Problem statement:
Set down all of the records word for word.

Records from a collection

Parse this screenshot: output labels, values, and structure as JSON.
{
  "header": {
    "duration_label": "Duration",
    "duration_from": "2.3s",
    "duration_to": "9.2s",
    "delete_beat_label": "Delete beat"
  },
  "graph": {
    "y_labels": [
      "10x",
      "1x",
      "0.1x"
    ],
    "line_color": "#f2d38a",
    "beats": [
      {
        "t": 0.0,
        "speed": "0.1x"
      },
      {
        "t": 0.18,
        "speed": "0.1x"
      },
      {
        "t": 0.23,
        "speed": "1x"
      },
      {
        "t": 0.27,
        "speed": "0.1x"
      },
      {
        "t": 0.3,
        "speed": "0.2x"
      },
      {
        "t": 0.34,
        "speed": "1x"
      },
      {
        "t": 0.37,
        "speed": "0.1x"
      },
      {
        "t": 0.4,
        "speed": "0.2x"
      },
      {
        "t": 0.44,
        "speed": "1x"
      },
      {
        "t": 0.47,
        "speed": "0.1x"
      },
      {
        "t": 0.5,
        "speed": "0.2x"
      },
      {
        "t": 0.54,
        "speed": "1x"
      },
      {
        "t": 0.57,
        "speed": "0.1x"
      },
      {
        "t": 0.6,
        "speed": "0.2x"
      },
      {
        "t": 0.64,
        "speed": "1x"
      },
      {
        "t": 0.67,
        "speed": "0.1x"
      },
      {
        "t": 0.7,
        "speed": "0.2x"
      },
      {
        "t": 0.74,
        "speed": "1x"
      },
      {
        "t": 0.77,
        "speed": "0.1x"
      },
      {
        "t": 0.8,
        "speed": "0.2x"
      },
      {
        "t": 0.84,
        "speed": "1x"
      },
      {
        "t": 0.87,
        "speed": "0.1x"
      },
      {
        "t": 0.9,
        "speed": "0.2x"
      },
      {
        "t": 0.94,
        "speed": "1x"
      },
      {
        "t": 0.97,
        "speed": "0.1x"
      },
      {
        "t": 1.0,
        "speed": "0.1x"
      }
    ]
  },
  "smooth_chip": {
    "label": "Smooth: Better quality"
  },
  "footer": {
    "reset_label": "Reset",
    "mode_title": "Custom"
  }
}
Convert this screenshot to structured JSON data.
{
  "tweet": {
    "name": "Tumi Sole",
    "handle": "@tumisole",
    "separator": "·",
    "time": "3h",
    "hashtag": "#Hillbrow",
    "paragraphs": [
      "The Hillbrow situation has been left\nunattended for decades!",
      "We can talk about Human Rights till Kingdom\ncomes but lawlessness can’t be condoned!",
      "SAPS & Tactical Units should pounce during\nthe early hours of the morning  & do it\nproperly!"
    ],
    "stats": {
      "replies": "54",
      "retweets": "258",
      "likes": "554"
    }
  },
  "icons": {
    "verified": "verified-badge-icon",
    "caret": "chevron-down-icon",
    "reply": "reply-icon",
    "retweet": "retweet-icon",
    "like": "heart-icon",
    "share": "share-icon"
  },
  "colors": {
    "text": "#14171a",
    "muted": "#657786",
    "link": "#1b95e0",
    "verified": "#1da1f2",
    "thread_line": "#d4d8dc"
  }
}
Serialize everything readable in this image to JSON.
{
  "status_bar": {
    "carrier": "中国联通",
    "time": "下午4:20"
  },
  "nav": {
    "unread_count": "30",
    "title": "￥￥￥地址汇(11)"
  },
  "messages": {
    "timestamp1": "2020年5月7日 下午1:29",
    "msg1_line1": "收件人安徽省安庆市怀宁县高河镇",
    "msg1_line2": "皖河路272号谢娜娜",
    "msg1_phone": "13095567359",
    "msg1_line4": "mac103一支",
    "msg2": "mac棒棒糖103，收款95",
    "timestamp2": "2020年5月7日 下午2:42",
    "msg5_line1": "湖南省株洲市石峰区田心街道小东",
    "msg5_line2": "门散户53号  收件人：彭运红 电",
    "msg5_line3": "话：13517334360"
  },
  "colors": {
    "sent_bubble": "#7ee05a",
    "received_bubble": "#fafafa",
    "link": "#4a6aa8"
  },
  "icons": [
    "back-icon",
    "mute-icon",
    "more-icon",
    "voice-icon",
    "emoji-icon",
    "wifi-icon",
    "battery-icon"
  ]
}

Task response:
Parse this screenshot: output labels, values, and structure as JSON.
{
  "header": {
    "duration_label": "Duration",
    "duration_from": "2.3s",
    "duration_to": "9.2s",
    "delete_beat_label": "Delete beat"
  },
  "graph": {
    "y_labels": [
      "10x",
      "1x",
      "0.1x"
    ],
    "line_color": "#f2d38a",
    "beats": [
      {
        "t": 0.0,
        "speed": "0.1x"
      },
      {
        "t": 0.18,
        "speed": "0.1x"
      },
      {
        "t": 0.23,
        "speed": "1x"
      },
      {
        "t": 0.27,
        "speed": "0.1x"
      },
      {
        "t": 0.3,
        "speed": "0.2x"
      },
      {
        "t": 0.34,
        "speed": "1x"
      },
      {
        "t": 0.37,
        "speed": "0.1x"
      },
      {
        "t": 0.4,
        "speed": "0.2x"
      },
      {
        "t": 0.44,
        "speed": "1x"
      },
      {
        "t": 0.47,
        "speed": "0.1x"
      },
      {
        "t": 0.5,
        "speed": "0.2x"
      },
      {
        "t": 0.54,
        "speed": "1x"
      },
      {
        "t": 0.57,
        "speed": "0.1x"
      },
      {
        "t": 0.6,
        "speed": "0.2x"
      },
      {
        "t": 0.64,
        "speed": "1x"
      },
      {
        "t": 0.67,
        "speed": "0.1x"
      },
      {
        "t": 0.7,
        "speed": "0.2x"
      },
      {
        "t": 0.74,
        "speed": "1x"
      },
      {
        "t": 0.77,
        "speed": "0.1x"
      },
      {
        "t": 0.8,
        "speed": "0.2x"
      },
      {
        "t": 0.84,
        "speed": "1x"
      },
      {
        "t": 0.87,
        "speed": "0.1x"
      },
      {
        "t": 0.9,
        "speed": "0.2x"
      },
      {
        "t": 0.94,
        "speed": "1x"
      },
      {
        "t": 0.97,
        "speed": "0.1x"
      },
      {
        "t": 1.0,
        "speed": "0.1x"
      }
    ]
  },
  "smooth_chip": {
    "label": "Smooth: Better quality"
  },
  "footer": {
    "reset_label": "Reset",
    "mode_title": "Custom"
  }
}
Convert this screenshot to structured JSON data.
{
  "tweet": {
    "name": "Tumi Sole",
    "handle": "@tumisole",
    "separator": "·",
    "time": "3h",
    "hashtag": "#Hillbrow",
    "paragraphs": [
      "The Hillbrow situation has been left\nunattended for decades!",
      "We can talk about Human Rights till Kingdom\ncomes but lawlessness can’t be condoned!",
      "SAPS & Tactical Units should pounce during\nthe early hours of the morning  & do it\nproperly!"
    ],
    "stats": {
      "replies": "54",
      "retweets": "258",
      "likes": "554"
    }
  },
  "icons": {
    "verified": "verified-badge-icon",
    "caret": "chevron-down-icon",
    "reply": "reply-icon",
    "retweet": "retweet-icon",
    "like": "heart-icon",
    "share": "share-icon"
  },
  "colors": {
    "text": "#14171a",
    "muted": "#657786",
    "link": "#1b95e0",
    "verified": "#1da1f2",
    "thread_line": "#d4d8dc"
  }
}
Serialize everything readable in this image to JSON.
{
  "status_bar": {
    "carrier": "中国联通",
    "time": "下午4:20"
  },
  "nav": {
    "unread_count": "30",
    "title": "￥￥￥地址汇(11)"
  },
  "messages": {
    "timestamp1": "2020年5月7日 下午1:29",
    "msg1_line1": "收件人安徽省安庆市怀宁县高河镇",
    "msg1_line2": "皖河路272号谢娜娜",
    "msg1_phone": "13095567359",
    "msg1_line4": "mac103一支",
    "msg2": "mac棒棒糖103，收款95",
    "timestamp2": "2020年5月7日 下午2:42",
    "msg5_line1": "湖南省株洲市石峰区田心街道小东",
    "msg5_line2": "门散户53号  收件人：彭运红 电",
    "msg5_line3": "话：13517334360"
  },
  "colors": {
    "sent_bubble": "#7ee05a",
    "received_bubble": "#fafafa",
    "link": "#4a6aa8"
  },
  "icons": [
    "back-icon",
    "mute-icon",
    "more-icon",
    "voice-icon",
    "emoji-icon",
    "wifi-icon",
    "battery-icon"
  ]
}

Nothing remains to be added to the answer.